Q. Last week our new puppy started making a horrible sound we’d never heard before. We couldn’t tell if it was coming from her nose or throat. We honestly thought she was going to die, but a neighbor told us it was normal. How can that be?
What you’re describing was almost certainly a common spasm that’s often called a reverse sneeze. Cats, too, occasionally experience this disconcerting but benign condition.
The cause of reverse sneezing is believed to be an irritation of the soft palate. The result is a hiccup-like spasm that looks like a rhythmic combination of a cough, sneeze, gag, honk or snort.
Any irritant can cause it, including excitement, eating or drinking, exercise, leash-pulling, inhalation of pollen, strong odors, viruses, bacteria, household chemicals and respiratory allergies.
The causes are so varied that it’s almost impossible to know what caused an episode, which, of course, makes it hard to prevent another one.

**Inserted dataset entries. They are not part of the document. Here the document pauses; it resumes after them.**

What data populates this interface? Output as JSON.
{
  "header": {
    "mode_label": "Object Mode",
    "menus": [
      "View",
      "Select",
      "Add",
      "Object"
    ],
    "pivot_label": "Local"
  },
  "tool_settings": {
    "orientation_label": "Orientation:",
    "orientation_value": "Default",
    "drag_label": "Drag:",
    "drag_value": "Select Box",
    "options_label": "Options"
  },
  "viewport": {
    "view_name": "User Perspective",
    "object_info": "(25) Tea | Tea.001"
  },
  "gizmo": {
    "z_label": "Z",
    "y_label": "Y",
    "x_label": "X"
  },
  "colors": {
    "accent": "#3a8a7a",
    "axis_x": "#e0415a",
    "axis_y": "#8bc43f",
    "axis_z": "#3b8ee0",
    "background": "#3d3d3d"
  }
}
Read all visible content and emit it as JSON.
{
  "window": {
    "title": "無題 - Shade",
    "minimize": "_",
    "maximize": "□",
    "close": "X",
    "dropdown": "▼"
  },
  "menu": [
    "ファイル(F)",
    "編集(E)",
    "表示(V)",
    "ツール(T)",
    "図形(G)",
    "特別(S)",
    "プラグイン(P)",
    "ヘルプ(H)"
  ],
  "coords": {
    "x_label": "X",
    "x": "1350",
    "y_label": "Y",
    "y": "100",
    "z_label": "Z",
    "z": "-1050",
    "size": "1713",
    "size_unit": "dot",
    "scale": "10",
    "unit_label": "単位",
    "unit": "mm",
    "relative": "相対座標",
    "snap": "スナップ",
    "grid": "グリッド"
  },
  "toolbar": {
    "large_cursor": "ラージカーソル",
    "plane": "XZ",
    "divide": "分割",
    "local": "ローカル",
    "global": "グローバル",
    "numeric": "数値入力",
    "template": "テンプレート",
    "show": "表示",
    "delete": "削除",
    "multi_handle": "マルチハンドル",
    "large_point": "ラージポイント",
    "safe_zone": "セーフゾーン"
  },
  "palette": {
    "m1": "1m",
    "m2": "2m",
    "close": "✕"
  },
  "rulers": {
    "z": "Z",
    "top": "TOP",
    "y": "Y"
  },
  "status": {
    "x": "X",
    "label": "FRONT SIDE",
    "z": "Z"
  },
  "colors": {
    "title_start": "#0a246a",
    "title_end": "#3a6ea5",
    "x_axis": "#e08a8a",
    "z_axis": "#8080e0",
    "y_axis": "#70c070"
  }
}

You might find that relaxing your puppy – by massaging her throat, hugging her or providing some other type of soothing stimulus – ends future episodes more quickly. Alternatively, eliciting a swallow reflex by briefly closing her nostrils might help clear any irritant from the soft palate.
Persistent or especially violent bouts of reverse sneezing may warrant investigation to rule out underlying disorders. If you’re not sure it’s normal, take a quick smart-phone video of the event for your veterinarian to see.
Dr. Patty Khuly has a veterinary practice in South Miami. Her website is drpattykhuly.com. Send questions to firstname.lastname@example.org, or Dr. Dolittler, Tropical Life, The Miami Herald, 3511 NW 91st Ave., Doral, FL 33172.